**Task description**: Provide only the number of lines below in which the string "phone" occurs.

----- The records

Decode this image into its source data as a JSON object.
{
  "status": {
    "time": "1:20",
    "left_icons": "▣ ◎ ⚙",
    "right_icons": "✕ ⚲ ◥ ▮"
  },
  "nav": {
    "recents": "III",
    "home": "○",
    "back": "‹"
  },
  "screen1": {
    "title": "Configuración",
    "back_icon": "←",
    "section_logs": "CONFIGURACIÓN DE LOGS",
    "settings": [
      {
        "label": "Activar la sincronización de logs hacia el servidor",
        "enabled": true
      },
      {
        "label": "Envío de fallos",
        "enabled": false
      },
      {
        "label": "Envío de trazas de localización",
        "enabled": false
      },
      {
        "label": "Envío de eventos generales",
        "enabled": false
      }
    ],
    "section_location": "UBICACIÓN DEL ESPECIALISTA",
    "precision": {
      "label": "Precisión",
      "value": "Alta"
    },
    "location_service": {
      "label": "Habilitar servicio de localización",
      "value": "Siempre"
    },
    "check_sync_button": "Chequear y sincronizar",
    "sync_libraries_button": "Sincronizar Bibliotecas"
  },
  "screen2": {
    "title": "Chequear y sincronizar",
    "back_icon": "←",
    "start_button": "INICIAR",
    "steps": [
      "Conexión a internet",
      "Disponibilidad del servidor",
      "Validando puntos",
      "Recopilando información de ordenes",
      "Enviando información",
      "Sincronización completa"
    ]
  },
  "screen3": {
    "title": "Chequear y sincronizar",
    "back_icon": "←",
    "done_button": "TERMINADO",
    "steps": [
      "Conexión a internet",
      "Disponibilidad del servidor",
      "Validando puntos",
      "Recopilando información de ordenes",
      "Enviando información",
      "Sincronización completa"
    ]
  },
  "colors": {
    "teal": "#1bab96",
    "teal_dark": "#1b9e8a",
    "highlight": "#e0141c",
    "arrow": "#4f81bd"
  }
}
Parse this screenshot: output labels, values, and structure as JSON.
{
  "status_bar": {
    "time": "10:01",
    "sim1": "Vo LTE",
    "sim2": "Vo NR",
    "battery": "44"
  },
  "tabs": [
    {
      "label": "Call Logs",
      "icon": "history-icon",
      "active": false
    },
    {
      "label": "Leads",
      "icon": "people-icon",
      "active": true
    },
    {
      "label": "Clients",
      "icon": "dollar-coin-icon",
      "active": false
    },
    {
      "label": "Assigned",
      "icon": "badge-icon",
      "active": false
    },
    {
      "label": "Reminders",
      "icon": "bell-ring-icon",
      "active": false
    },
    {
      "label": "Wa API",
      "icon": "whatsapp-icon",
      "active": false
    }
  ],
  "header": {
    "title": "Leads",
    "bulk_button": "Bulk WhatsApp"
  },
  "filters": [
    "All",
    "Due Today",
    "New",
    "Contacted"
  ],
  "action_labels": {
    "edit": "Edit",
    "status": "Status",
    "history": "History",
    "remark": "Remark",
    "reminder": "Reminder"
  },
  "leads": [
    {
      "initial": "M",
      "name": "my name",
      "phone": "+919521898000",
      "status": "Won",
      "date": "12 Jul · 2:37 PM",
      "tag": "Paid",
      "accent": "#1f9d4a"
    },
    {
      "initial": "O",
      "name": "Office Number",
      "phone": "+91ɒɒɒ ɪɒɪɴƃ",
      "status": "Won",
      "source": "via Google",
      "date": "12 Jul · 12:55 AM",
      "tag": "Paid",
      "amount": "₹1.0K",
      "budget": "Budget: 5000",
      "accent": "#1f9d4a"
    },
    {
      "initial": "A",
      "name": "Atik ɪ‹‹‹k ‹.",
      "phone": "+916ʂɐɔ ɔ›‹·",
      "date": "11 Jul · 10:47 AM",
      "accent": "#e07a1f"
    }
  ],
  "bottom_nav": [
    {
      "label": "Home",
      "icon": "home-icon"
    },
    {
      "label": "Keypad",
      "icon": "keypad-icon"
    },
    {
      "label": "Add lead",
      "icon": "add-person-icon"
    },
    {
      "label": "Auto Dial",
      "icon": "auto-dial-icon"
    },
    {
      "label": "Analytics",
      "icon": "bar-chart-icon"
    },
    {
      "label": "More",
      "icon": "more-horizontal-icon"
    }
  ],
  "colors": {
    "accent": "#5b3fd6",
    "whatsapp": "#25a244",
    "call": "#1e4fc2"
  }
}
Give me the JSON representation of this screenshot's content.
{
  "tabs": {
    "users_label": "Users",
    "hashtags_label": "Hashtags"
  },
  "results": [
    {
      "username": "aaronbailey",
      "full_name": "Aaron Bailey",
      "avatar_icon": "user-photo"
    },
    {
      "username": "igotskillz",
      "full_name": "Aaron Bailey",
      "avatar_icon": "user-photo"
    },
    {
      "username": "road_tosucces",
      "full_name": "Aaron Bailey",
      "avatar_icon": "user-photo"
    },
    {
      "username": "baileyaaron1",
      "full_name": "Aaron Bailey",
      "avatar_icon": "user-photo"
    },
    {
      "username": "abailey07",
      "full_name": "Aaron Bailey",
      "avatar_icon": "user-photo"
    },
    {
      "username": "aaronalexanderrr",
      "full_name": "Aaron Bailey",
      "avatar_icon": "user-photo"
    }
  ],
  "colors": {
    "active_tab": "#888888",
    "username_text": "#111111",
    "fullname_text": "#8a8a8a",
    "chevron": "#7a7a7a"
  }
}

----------

**Answer for this exercise**: 3